Promoters abandon local sponsors for big cheques abroad

Published:Sunday | July 30, 2017 | 7:00 AMCurtis Campbell
BRT promoters Chris Foster (left) and Hans Mullings
Patrons enjoy water, paint, at BRT Weekend Jouvert Breakfast Party in Atlantic City, recently.
1
2

Local promoters have been making their way overseas to host events in different cities. However, in so doing, it would appear that some Jamaican supporters are not the only persons left behind. but so are the sponsors.

According to BRT Weekend promoter Hans Mullings, while hosting events overseas can be profitable, overseas-based sponsors have a different view on numbers than those based in Jamaica. He says that since the United States has more than 300 million people, sponsors are not amazed when they are handed a sponsorship proposal which says that an event can pull 3,000 patrons.

"When you go to sponsors and say you can pull 3,000 or 4,000 patrons, that is like a drop in the bucket. Those numbers mean nothing to them," he said.

"We are working with the tourist board in different countries, and we are bringing in people to each country, so we do get a level of support in that regard. However, I can't allow sponsorship to drive my event because it was not sponsorship that gave us the start anyway. I have worked with several companies in Jamaica and have received sponsorship, but if you are not in the 500,000, or you are not into baseball, or something like that, sponsorship is very weak in the US."

Mullings, therefore, advises promoters to invest in their own brands and be bold enough to try regardless of the challenges.

"What you have to do is dip in your pocket, spend your own money, have confidence in what you are doing and just go all out, and that is what we did. People love to travel, especially women, and they always manage to pull the men behind them," he said.

Local promoter Fabian Lawless took his Marco Polo water party overseas in recent times. He says that his team has never tried to seek sponsorship overseas since the guidelines to host events in foreign lands are different from Jamaica.

He, believes however, that the ability to fill a stadium or Madison Square Gardens would be the best bet to win the attention of US sponsors.

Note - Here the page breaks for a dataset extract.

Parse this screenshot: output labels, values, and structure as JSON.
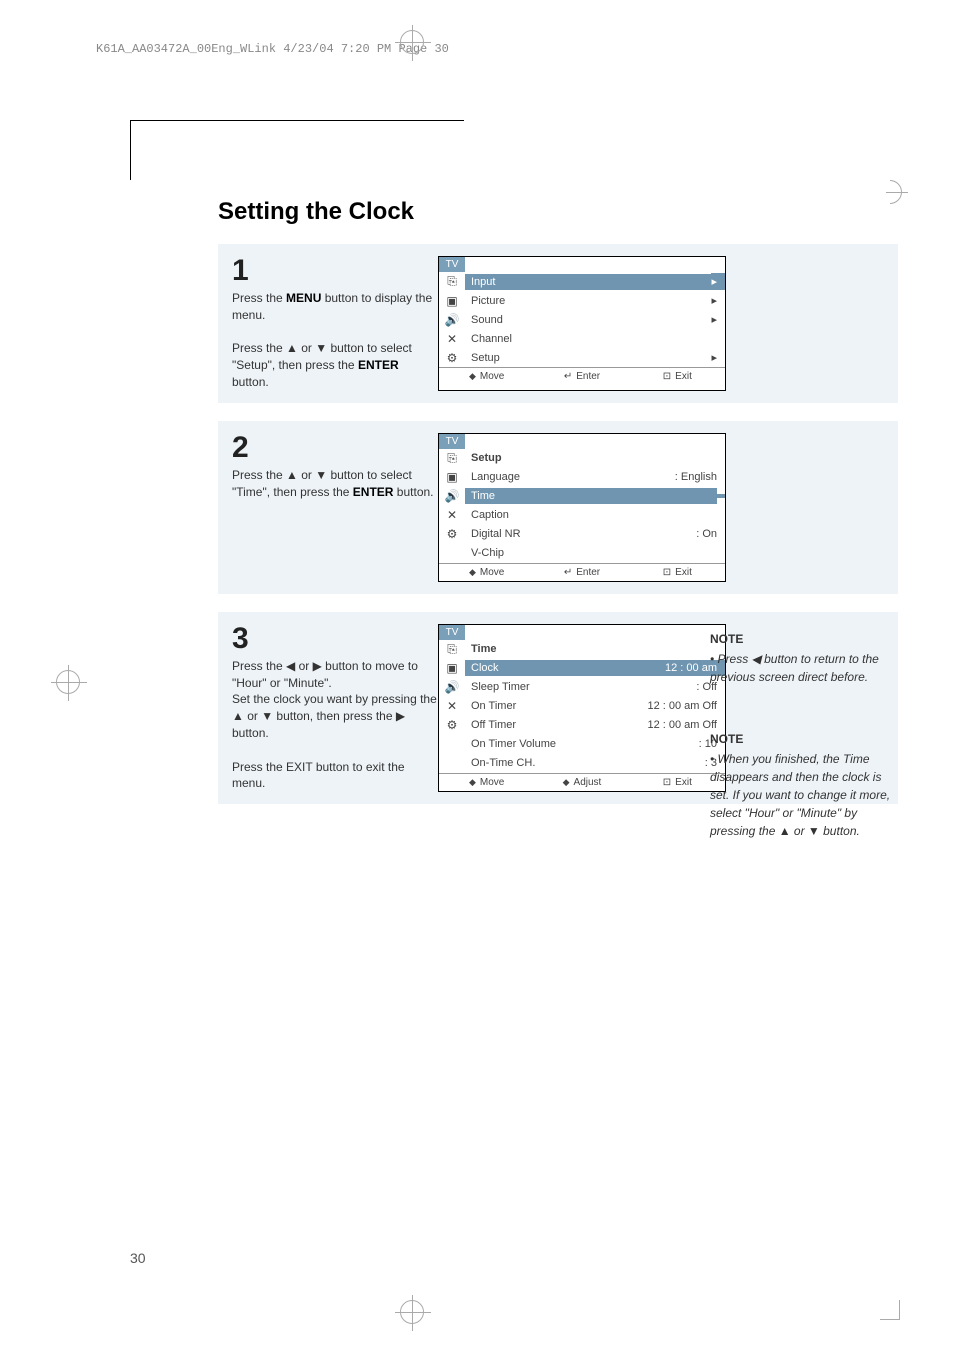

"We are never satisfied with what we are getting, and we just have to work to get to the Madison Square Gardens stage. That, however, takes a lot of risks and investment, and most times, we are not prepared to take those risks," he said.

He also noted that hosting events in the US is worth the hassle since the US to Jamaican exchange rate often works in the favour of the promoter.

"When we host events in the US, the production and marketing comes out of our pockets, unlike Jamaica, where sponsors would take care of that. However, if I pull 4,000 patrons in Jamaica with sponsorship and 4,000 patrons in the US without sponsorship, I can guarantee that I will make more from the US, event than the one in Jamaica. We can charge more in the US and when the money change, it's a better result," he said.

Despite the negative effects of the bothersome Noise Abatement Act, which has been like salt in the wounds of Jamaican promoters, the rules in the US that govern noise pollution are far more rigid.

All events are expected to conclude in the time allotted, unlike the Jamaican system, which sometimes sees police officers using their discretion.